My Aberdeen granny was a true Scottish granny, in the Nina Conti sense- but with a bit more of an ‘ahem’ about her, if you know what I mean and a sizable dose of general disapproval. But she made the best fried haddock, Scottish tablet, Stovies and, of course, what she termed ‘Hotch-Potch’, a soup which would have kept an army marching for days. So, in her memory, this post is a hotch-potch, a mixture of what’s going on in the garden right now.
I don’t know if the off-on, mainly cool with rain, summer that we are having is typical as this is our first one here, but if it is, it’s a second-chance saloon for me as I may be able to grow all the plants that I loved which couldn’t handle the dry and heat of our Tostat garden.

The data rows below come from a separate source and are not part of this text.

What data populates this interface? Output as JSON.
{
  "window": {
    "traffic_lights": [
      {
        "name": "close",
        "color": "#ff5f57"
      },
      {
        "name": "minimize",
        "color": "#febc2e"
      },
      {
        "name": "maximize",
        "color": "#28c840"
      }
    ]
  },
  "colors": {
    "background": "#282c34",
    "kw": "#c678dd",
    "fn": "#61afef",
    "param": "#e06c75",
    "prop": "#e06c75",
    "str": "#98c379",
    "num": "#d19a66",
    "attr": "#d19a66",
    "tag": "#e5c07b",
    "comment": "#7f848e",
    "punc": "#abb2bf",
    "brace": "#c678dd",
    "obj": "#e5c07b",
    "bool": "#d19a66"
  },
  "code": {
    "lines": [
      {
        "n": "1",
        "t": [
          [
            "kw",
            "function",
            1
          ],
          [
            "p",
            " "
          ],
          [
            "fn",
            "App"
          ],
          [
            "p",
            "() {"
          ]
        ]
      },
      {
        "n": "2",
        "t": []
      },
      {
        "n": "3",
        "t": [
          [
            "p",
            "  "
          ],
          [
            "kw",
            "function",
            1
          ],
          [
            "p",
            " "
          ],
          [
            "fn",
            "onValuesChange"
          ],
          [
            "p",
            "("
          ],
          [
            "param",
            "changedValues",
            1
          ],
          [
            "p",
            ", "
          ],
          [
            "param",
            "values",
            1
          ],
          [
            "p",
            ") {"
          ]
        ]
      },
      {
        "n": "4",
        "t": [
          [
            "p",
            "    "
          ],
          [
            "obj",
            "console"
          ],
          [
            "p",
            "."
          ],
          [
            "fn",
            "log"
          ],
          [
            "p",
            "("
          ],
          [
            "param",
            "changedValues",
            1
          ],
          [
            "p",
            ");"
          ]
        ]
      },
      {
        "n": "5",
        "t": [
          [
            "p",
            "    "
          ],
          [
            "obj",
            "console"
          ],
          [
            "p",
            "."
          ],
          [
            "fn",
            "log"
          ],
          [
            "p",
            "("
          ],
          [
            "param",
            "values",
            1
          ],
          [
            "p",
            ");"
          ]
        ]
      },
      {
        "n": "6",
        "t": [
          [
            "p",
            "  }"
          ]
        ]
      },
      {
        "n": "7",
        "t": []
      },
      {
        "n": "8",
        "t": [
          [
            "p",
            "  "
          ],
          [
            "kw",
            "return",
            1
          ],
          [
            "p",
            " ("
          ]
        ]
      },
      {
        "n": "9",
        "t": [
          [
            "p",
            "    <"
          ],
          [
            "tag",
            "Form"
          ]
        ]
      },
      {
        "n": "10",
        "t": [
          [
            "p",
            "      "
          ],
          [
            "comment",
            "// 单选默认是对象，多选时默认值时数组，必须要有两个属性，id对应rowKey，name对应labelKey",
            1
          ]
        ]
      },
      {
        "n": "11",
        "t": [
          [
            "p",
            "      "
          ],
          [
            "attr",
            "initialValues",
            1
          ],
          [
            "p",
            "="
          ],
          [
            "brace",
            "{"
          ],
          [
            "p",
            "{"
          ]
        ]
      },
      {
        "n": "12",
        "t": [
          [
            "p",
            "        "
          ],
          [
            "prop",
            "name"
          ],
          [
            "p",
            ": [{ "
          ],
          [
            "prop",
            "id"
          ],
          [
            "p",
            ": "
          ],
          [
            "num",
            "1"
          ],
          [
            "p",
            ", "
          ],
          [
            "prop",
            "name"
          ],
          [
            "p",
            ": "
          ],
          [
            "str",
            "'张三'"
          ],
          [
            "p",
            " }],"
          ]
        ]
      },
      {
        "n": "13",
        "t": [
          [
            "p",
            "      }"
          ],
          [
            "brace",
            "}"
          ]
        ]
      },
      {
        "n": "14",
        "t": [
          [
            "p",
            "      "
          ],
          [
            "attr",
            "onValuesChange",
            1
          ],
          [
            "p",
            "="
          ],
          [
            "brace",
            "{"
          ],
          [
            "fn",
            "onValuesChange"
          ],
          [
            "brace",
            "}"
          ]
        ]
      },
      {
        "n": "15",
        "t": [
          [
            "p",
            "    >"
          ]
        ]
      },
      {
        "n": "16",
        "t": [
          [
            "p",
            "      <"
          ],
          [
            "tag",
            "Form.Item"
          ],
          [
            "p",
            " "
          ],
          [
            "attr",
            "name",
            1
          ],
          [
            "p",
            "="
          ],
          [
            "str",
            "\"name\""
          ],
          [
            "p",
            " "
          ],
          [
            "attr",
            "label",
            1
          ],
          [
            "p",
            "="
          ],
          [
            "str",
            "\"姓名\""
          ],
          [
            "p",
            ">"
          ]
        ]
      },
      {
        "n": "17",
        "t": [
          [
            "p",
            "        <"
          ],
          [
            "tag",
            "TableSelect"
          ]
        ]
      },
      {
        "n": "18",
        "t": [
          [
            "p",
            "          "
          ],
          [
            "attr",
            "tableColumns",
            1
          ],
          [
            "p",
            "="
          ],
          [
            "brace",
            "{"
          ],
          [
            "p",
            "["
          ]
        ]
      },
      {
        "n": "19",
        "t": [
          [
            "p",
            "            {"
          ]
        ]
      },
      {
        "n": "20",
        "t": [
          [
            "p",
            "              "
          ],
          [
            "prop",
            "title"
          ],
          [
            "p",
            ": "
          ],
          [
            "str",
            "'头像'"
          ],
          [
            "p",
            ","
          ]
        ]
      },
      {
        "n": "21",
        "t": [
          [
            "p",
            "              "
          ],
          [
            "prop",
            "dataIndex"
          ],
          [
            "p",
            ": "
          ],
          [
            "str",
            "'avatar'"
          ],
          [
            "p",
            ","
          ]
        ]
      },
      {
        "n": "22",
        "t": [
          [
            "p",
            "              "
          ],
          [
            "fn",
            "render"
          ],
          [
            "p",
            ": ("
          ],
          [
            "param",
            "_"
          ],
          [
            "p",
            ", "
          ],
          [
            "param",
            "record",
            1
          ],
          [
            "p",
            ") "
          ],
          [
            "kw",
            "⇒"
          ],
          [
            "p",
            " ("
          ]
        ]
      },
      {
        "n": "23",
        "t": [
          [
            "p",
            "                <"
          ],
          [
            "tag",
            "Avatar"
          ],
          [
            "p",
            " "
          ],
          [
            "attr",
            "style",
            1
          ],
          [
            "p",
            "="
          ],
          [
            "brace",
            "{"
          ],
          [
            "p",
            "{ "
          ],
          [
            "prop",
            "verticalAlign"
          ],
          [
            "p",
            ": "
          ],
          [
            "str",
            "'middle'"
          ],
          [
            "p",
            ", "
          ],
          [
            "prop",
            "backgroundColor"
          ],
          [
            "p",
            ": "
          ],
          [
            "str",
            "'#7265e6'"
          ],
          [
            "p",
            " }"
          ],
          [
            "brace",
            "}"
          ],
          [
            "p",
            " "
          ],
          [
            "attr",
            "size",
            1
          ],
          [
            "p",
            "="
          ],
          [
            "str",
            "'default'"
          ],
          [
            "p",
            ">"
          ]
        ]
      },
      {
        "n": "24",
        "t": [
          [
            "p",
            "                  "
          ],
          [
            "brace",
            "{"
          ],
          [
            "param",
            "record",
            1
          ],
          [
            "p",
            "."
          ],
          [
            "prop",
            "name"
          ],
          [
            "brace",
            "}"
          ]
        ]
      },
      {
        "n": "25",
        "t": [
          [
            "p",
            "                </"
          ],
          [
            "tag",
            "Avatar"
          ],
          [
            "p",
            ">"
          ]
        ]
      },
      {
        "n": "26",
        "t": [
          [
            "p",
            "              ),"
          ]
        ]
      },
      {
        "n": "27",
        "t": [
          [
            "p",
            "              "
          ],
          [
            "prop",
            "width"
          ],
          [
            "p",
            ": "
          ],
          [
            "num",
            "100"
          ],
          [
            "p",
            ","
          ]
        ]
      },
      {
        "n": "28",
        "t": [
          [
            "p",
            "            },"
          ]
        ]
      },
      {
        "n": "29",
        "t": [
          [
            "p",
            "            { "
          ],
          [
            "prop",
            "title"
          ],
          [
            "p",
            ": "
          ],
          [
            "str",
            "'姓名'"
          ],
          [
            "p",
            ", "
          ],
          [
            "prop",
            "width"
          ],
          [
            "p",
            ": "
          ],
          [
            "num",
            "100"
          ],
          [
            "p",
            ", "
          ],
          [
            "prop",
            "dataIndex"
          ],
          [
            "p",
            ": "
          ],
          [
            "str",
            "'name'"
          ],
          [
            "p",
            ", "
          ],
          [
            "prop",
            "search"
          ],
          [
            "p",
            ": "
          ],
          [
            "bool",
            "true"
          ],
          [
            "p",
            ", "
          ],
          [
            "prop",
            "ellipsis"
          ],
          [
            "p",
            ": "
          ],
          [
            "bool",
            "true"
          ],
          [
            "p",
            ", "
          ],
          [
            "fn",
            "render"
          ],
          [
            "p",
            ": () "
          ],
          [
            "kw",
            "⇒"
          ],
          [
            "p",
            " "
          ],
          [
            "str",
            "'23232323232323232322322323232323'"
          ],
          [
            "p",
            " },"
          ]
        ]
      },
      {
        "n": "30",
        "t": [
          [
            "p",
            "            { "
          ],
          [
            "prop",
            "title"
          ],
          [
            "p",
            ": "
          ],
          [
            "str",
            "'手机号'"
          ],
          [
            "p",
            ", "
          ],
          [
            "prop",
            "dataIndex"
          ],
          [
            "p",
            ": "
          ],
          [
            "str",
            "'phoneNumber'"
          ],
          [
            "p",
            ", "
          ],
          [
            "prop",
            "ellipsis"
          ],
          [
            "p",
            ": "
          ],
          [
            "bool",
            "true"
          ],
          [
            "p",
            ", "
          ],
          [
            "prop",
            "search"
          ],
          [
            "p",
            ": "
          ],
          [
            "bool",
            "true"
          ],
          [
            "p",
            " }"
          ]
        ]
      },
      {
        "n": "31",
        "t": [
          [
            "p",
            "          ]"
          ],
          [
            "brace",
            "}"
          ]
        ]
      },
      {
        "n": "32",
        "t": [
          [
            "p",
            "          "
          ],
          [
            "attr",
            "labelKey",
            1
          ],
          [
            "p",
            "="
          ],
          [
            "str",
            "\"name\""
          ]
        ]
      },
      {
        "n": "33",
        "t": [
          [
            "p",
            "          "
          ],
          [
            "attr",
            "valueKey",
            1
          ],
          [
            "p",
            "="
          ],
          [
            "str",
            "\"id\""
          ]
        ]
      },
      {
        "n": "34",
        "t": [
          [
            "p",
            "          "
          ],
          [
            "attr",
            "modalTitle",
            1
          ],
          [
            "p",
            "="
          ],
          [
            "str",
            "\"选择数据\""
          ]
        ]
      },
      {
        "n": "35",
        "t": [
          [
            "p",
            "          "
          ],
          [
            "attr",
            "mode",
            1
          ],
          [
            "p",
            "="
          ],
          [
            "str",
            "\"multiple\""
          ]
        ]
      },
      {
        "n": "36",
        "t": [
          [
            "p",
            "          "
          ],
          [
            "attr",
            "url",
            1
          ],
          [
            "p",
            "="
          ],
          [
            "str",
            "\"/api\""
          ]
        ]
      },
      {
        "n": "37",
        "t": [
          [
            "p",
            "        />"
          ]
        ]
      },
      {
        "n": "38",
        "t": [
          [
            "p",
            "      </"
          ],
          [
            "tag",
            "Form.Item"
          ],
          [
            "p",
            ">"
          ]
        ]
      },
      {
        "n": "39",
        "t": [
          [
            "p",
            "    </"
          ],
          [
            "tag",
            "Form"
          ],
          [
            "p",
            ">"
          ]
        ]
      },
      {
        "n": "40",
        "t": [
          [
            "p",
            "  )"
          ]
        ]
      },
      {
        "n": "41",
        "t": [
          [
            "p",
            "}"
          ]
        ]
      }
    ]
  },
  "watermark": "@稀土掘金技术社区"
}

And today, another of my Alcathaea cuttings came into flower, and hallelujah, it was the variety I wanted all along, ‘Parkfrieden’. I love the cool cream of the main colouring, but then you have the sizzle of the raspberry-coloured stamens which really cuts the cream beautifully into something a bit more racey. They took a battering in a couple of super heavy rainbursts that we had this week, so this tells me that next year, I would do better to cut them down a bit more in the spring to make them bush out more rather than try for the Tower of Pisa prize.
Abutilon pictum is another plant that is enjoying life much more in the semi-shade of the big banana in the courtyard. Any rain is delivered fast down the banana leaves into the pot, tick, and the whole plant is looking tip top. The simmering orange flowers look mysteriously out from the foliage. I love it.
I so tried with Eupatorium capillifolium ‘Elegant Feather’ in Tostat, and with one of three plants left, I had it in the most reliably moist and protected part of the garden, but to no avail. But here in the walled shelter of the Barn Garden, it is loving it and has happily produced good looking side shoots. There is a tiny flower but the main show is this shimmering pillar of soft, feathery green which sits in amongst other plants so easily. Hooray.
Probably about 5 years ago, I bought 3 bulbs of Eucomis comosa ‘Sparkling Rosy’ and those bulbs have been in this large blue pot ever since. Probably I should have carefully dug them out and separated them, as I suspect that there are now more than 9 bulbs in there, and it is jampacked. So that will need to happen next year, as the flowerspikes are now tumbling over one another for space and took a bashing in the rain that we have had, so are now pretty much horizontal. Never mind, the delicate surgery can be done next Spring, and we can start all over again. To be honest, fabulous though the flowerspikes are, for me the real deal is the gorgeous beetroot coloured foliage which, coupled with the flowerspikes, gives a great 7 months return on the bulbs.
‘Put this near a tap’ said Bernard Lacrouts, from whom I bought this plant last month. It will grow big and is thirsty, maybe a couple of metres high and wide, so a bigger pot will be required, but for now it is content with producing these satellite dish flowers every 24 hours. They are huge, easily 6 cms across, and are unforgettable. Now that satellite dishes have come into my mind, I am a little distracted by that thought, but whatever, who wants subtlety all the time?
Now this plant has subtlety, though not in the scent department, with a strong, foxy smell from these lovely, crinkled oak-like leaves with a maroon spodge on them. The foliage is upright and strong, and the flowers are really charming, with coral stamens. I was so lucky with this cutting. I had forgotten about this plant until literally the morning we left, when I dashed out and cut a piece, which amazingly took and is a sturdy plant now. I will bring it under cover, though still outside, as it can take a bit of cold but not winter wet.
This Salvia chamelaeagnea is new to me, bought from le Jardin de Champêtre, in Caunes-Minervois. It has tight, bushy leaves in a bright green, and so is quite unSalvia-like to look at. Again, it has a strong woody smell when you crush the leaves, and the bi-coloured flowers in soft blue and yellow are a lovely surprise. It doesn’t look hardy but it is. So here goes.
And this lovely coral and cream Salvia coccinea ‘Summer Jewels Pink’, which is easy to grow from seed, though I bought these from a lovely lady selling bio produce in the market, has been flowering like a train for the past three weeks. Vast amounts of seed seem to be produced, so I’ll try with my own seed before maybe buying any. And this is a terrific annual plant to grow.